Latest Posts

How the latest video and animation technology can make your training content do more for less

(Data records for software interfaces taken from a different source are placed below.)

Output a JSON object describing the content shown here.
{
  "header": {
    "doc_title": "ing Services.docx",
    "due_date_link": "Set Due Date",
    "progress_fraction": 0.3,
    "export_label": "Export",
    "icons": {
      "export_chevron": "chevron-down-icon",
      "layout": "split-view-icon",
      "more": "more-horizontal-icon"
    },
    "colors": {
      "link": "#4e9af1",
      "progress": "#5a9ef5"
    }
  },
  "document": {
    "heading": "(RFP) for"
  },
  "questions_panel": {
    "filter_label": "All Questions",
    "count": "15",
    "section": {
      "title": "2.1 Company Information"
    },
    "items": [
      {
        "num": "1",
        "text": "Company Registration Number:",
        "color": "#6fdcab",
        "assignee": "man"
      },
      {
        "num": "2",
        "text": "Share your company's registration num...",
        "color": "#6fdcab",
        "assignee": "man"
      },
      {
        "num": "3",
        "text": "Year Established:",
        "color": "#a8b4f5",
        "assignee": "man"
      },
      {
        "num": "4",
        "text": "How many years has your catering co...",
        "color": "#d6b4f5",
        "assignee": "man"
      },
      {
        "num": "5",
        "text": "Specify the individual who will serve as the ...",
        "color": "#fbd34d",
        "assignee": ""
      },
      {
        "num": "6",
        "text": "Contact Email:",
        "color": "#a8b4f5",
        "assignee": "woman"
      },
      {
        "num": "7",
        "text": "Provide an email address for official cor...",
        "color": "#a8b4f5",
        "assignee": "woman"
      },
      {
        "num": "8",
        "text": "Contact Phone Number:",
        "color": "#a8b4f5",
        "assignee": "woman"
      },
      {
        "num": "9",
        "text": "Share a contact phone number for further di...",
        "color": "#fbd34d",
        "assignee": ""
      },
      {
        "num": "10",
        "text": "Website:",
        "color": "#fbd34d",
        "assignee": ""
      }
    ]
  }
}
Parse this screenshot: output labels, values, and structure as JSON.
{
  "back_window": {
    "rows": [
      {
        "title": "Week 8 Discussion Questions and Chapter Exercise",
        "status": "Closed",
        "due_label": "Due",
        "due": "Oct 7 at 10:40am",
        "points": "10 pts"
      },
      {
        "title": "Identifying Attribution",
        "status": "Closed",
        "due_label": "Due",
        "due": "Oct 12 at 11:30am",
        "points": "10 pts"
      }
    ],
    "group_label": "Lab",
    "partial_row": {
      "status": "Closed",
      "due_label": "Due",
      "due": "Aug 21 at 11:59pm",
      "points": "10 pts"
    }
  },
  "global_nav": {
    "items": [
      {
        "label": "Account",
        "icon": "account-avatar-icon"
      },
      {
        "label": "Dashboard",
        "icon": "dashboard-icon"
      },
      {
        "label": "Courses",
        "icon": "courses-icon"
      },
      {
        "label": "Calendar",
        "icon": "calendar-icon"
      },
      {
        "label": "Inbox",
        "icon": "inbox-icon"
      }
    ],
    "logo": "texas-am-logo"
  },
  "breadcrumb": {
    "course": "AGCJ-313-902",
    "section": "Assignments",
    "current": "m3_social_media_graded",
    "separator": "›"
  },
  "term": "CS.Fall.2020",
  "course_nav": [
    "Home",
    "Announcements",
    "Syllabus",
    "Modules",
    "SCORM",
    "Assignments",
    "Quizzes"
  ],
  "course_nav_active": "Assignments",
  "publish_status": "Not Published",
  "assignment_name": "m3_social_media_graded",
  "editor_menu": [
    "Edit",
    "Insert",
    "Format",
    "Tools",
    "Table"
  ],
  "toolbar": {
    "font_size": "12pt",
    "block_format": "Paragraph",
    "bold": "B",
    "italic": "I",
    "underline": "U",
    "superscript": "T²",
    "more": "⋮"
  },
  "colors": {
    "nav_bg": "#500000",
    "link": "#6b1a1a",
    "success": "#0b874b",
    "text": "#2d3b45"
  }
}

People have known for a long time now that showing is almost always a more effective way to train than telling. So it’s no surprise that videos and animations that show how products and policies work have been extremely common in professional, academic, and customer training. A Stanford study showed the massive difference in attention given to animated faces compared to pictures, and how important movement is to the learning process.

 

But with the huge influx of different techniques and strategies in online professional training, it can be hard to decide which one is the best fit for your specific need.

 

While each style has its strengths and weaknesses, some have mostly been overtaken by others as new market research comes out that shows how trainees react to specific content.

 

Below, you’ll find four different video and animation techniques proven to make training easier, more engaging, and more memorable.

 

1: Corporate Art Style Animations for Training

 

Popularized by Facebook, Google, and Amazon, the corporate art style, also often referred to as the Alegria style, Corporate Memphis style, and Big Tech art style, is the minimalistic style of human figures with solid colouring, simple geometric shapes, and often disproportionately large limbs. Today the style is everywhere, used by giants and start-ups alike in almost every industry.

 

Videos using the corporate art style have flooded the web to the point that a lot of consumers are complaining that it’s overdone. Some critics will complain that it “lacks innovation” but despite that, many of the most successful companies in the world still swear by it. Why?

 

The short answer is that the benefits generally outweigh the criticism. The simplicity of the corporate art style makes it extremely affordable. The abstract and variable nature of the art and animation assets means that designers can build or even reuse these graphics at extremely competitive deadlines. The soft colours make animations more vibrant and movements easier to track. All of this comes together to make the corporate art style one of the most universally easy-to-use art and animation techniques for everything from marketing and website development to product and policy training.

 

video and animation training

 

 2: Live Footage Videos for Training

 

Another cost-effective technique for building content videos is to film the person delivering the content. The production value can vary tremendously here, from simple PowerPoint presentations with an overlay of the mentor on a green screen to an on-the-job process showcase with near-professional cinematography.

 

The value of live footage over artistic animation usually depends on what is being taught. Skills that rely heavily on soft skills like customer service will often benefit far more from having a human face since a big part of learning how to sell is being able to mimic non-verbal cues. Instructional tutorials and other how-to videos will often require a demonstration of using the product or software, especially in hazardous situations where detail is essential and bringing a trainee in to see it live can be extremely dangerous.

 

3: Whiteboard Videos for Training

 

Another format that’s become massively more popular in the last decade is the whiteboard video. These create a sense of community and camaraderie by mimicking the feeling of an actual classroom environment. They can be difficult to follow for complex technical tasks requiring how-to procedures with many steps, but for broad-scale operations like business strategy, marketing policy, or sales techniques, whiteboard videos have proven to be the best ways to get a message across.

 

Whiteboard animation software has been getting more and more sophisticated, and with each new development, costs are going down while animation quality is going up. The style first shot up in popularity around 2007, but back then the technique was rudimentary and each frame had to be illustrated and animated. Without context to draw from, assets had to be built largely from scratch. But with new technologies in the field, AI systems can now take a finished image and reverse-engineer it into a whiteboard animation of it being drawn without any human interference. This makes them a lot easier to develop and keeps deadlines much more reasonable for faster-working projects.

 

4: Cartoon Animations for Training

 

As a much older format, cartoon animation was the go-to before whiteboard and corporate art style animations became popular. It offers the widest range of visuals, but also typically involves much longer turnaround times because assets need to be generated for mascots and other important characters rather than simply taking pre-generated assets from a library. This necessity to create assets also means that instead of just hiring designers and animators, a separate illustrator needs to be commissioned for the project, increasing prices.

 

This added cost usually means that it’s a little harder to recommend cartoon animation. While many ads use this style to great effect, the larger length of a typical L&D video usually makes this style too costly and time-consuming to meet company requirements effectively.

 

For extremely short videos like disclaimers and PSAs, cartoons can be a fantastic way to quickly seize the attention of the viewer. But in most cases fully illustrated cartoons, or paid actors and professional cinematography, is more the realm of ads and brand videos than training modules.

Latest Posts